So far I have experimented with daily meditation and abstaining from coffee. Interestingly the best learnings have not been from the direct results of doing these things, rather simply from the process of experimenting.
The meditation experiment very quickly highlighted that schedules do not magically re-arrange themselves nor do tasks magically disappear, just because there is something important you’ve decided to do. Of course this was not a surprise, but optimism and enthusiasm sometimes get in the way of realism. It was a quick reality check in just how busy I am. The fact was that on most days I was ‘doing’ from the time I got up until the time I went to bed. So I soon compromised and decided that doing any form of meditation for whatever length each day would suffice. It definitely is important to make new habits achievable.
The other logistical challenge was noise. I do not particularly like meditating to music or guided meditation tracks. However often if I was home during the day there was construction noise and at night the drone of a reverse cycle heater both of which just drive me crazy if I’m trying to meditate. So there were limited slices of time where meditation could be more than the practice of not becoming overly frustrated. These two barriers – time poverty and noise – are symptomatic of modern life and were really quite substantial barriers.

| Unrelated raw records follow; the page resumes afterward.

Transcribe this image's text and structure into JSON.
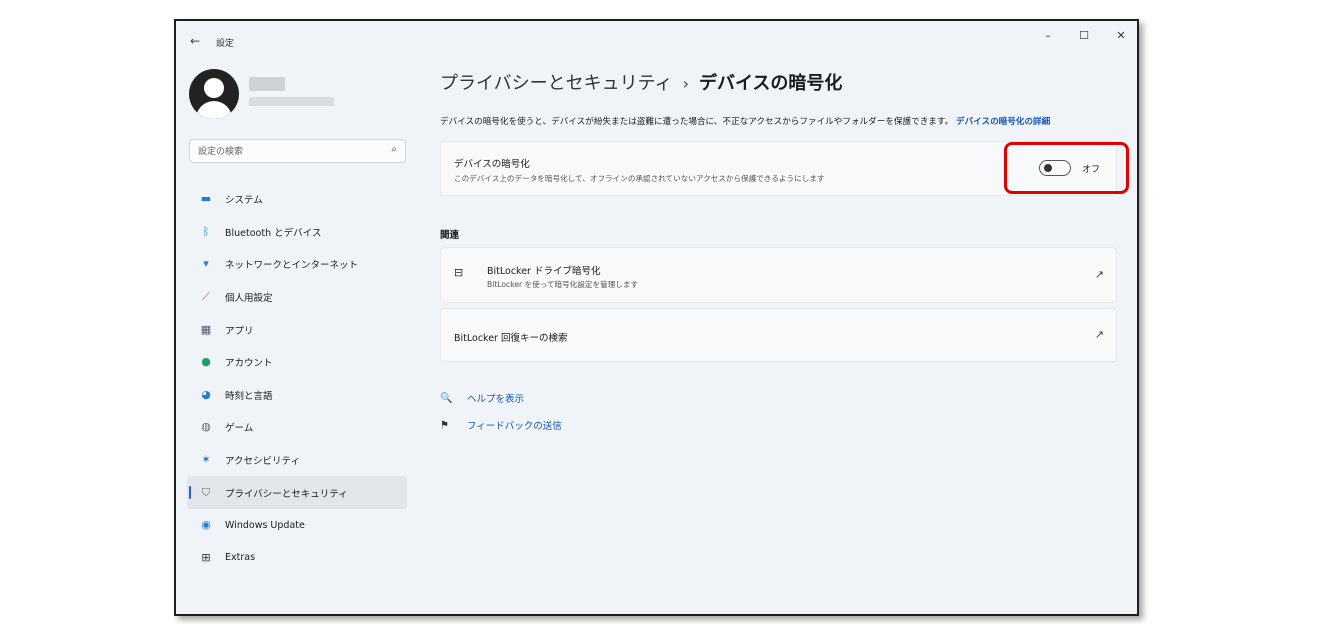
{
  "window": {
    "app_title": "設定",
    "back_glyph": "←",
    "minimize_glyph": "–",
    "maximize_glyph": "☐",
    "close_glyph": "✕"
  },
  "search": {
    "placeholder": "設定の検索",
    "icon_glyph": "⌕"
  },
  "sidebar": {
    "items": [
      {
        "label": "システム",
        "icon": "display-icon",
        "glyph": "▬",
        "color": "#1f7fd6"
      },
      {
        "label": "Bluetooth とデバイス",
        "icon": "bluetooth-icon",
        "glyph": "ᛒ",
        "color": "#1f7fd6"
      },
      {
        "label": "ネットワークとインターネット",
        "icon": "wifi-icon",
        "glyph": "▾",
        "color": "#1f7fd6"
      },
      {
        "label": "個人用設定",
        "icon": "brush-icon",
        "glyph": "⟋",
        "color": "#c56a1e"
      },
      {
        "label": "アプリ",
        "icon": "apps-icon",
        "glyph": "▦",
        "color": "#4a5a70"
      },
      {
        "label": "アカウント",
        "icon": "account-icon",
        "glyph": "●",
        "color": "#1f9d62"
      },
      {
        "label": "時刻と言語",
        "icon": "globe-clock-icon",
        "glyph": "◕",
        "color": "#1f7fd6"
      },
      {
        "label": "ゲーム",
        "icon": "gamepad-icon",
        "glyph": "◍",
        "color": "#666666"
      },
      {
        "label": "アクセシビリティ",
        "icon": "accessibility-icon",
        "glyph": "✶",
        "color": "#1f6fc6"
      },
      {
        "label": "プライバシーとセキュリティ",
        "icon": "shield-icon",
        "glyph": "⛉",
        "color": "#6a6a6a",
        "active": true
      },
      {
        "label": "Windows Update",
        "icon": "windows-update-icon",
        "glyph": "◉",
        "color": "#1f7fd6"
      },
      {
        "label": "Extras",
        "icon": "extras-grid-icon",
        "glyph": "⊞",
        "color": "#333333"
      }
    ]
  },
  "main": {
    "breadcrumb_parent": "プライバシーとセキュリティ",
    "breadcrumb_sep": "›",
    "breadcrumb_current": "デバイスの暗号化",
    "description": "デバイスの暗号化を使うと、デバイスが紛失または盗難に遭った場合に、不正なアクセスからファイルやフォルダーを保護できます。",
    "description_link": "デバイスの暗号化の詳細",
    "encryption_card": {
      "title": "デバイスの暗号化",
      "subtitle": "このデバイス上のデータを暗号化して、オフラインの承認されていないアクセスから保護できるようにします",
      "toggle_state": "オフ",
      "toggle_on": false
    },
    "related_label": "関連",
    "bitlocker_drive": {
      "title": "BitLocker ドライブ暗号化",
      "subtitle": "BitLocker を使って暗号化設定を管理します",
      "icon_glyph": "⊟",
      "ext_glyph": "↗"
    },
    "bitlocker_recovery": {
      "title": "BitLocker 回復キーの検索",
      "ext_glyph": "↗"
    },
    "help_link": {
      "label": "ヘルプを表示",
      "glyph": "🔍"
    },
    "feedback_link": {
      "label": "フィードバックの送信",
      "glyph": "⚑"
    }
  },
  "colors": {
    "accent": "#1256b5",
    "highlight_box": "#e00000",
    "window_bg": "#f0f4f9"
  }
}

To avoid the barriers, meditating at the beach was great and, probably not as ideally, meditating right before sleep was the other option. Often I do a gratitude practice where I remember three things I am grateful for that happened in the day, so I combined it with a heart-centred awareness, sustained long enough to feel like I’d dropped into a meditative state. It actually was a lovely way to end a day.
Of course old habits did get in the way as well and the days I did not go to work in the office I often still didn’t meditate until the evening even though I could have done it earlier with a bit more of a focussed brain. Changing the priority on the task list is something for me to work on.

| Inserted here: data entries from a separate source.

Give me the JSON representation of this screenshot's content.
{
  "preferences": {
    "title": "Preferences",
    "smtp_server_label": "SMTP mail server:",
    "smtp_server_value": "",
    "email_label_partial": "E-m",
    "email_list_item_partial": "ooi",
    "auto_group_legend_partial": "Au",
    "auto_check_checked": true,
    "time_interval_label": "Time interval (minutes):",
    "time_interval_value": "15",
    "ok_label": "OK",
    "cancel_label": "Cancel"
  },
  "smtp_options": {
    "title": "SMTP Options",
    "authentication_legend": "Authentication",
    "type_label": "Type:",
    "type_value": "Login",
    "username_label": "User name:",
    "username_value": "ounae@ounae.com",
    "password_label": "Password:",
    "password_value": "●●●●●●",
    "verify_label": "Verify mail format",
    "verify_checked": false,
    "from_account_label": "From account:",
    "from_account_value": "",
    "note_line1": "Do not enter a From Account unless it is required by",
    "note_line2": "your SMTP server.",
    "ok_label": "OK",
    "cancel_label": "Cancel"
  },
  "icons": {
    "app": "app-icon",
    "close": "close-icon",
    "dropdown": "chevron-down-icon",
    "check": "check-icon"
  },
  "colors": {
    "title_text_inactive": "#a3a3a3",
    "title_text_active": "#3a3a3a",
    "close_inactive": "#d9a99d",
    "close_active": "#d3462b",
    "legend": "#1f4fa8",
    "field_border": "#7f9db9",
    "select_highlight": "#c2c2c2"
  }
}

No coffee (but more relaxation)
I was feeling pretty unenthusiastic about this one, but I knew I’d have to tackle it at some stage. With my typically fiery constitution, coffee is a common contributor to imbalance. It is habit that I normally run on a daily basis (in the form of a big plunger and/or double or triple shot espressos) and would benefit from being a bit more discerning about. But it is a habit I enjoy!
Then I reflected on the stress I have been feeling lately and realised that giving up coffee would be supportive of a higher goal – to reduce the tension in my system. So I took the opportunity to at once give myself the challenge of forgoing coffee, but also the ‘unchallenge’ of considering how I could benefit from bringing more relaxation into daily life.

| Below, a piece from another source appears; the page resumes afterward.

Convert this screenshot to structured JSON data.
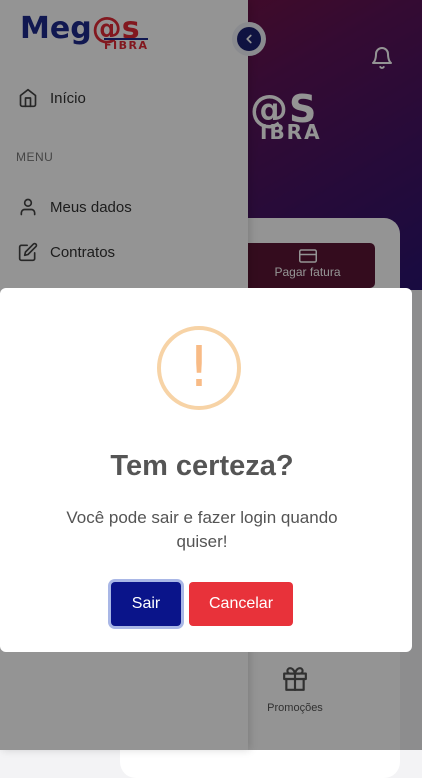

I went the first week with no coffee at all and felt pretty smug about it. Then I had the horrible realisation that I had three weeks to go and all of a sudden giving up coffee completely just seemed cruel. I began adding coffee back in but only when I was going to really be able to enjoy it (which I believe counters some of the negative effects) or on Mondays, when I just need some caffeine to get through the day.
The result in the last 3 weeks was that in the I drunk probably half as much coffee as I normally would, I still managed a couple of days each week without any coffee, the coffee I did drink I appreciated and enjoyed a whole lot more and I felt like the coffee I did drink was not to my detriment.
Meta learning (learning about the process)
I quickly became aware of the paradox of forcing myself to do Slow things. The design of the experiments in terms of ‘everyday you must…’ or ‘everyday you must not…’ makes it easier to examine the behaviour in question but is not particularly aligned with Slow. I’m not entirely sure what I am going to do about that going forward with the experiments. Parts of the process that do seem valuable are reflecting and inquiring within myself ‘what is it that my being needs most this month to be Slow?’ There is definitely a role for placing your attention on those parts of the self that need a shift. Especially with the coffee experiment it wasn’t the adherence to the habit change that seemed to matter the most, it was the fact that I had listened to my self and brought a habit into awareness and let it shift where it seemed to want to go. This felt quite different to forcing.
I also began to wonder if I was calling in lessons unexpectedly. May and June had thrown me a lot of curve balls. It was unexpectedly challenging and not in nice ways. I got robbed, a friend passed away, university bureaucratic processes caused a delay with the phd, there were relationship challenges that brought me pain, I needed to find new tenants, there were chicken health problems etc etc. Everything felt too hard and I decided that I needed to embrace non-doing and just not try to achieve anything. It took a while! I definitely became aware of how results-driven I was, totally frustrated by feeling like I was not getting anywhere.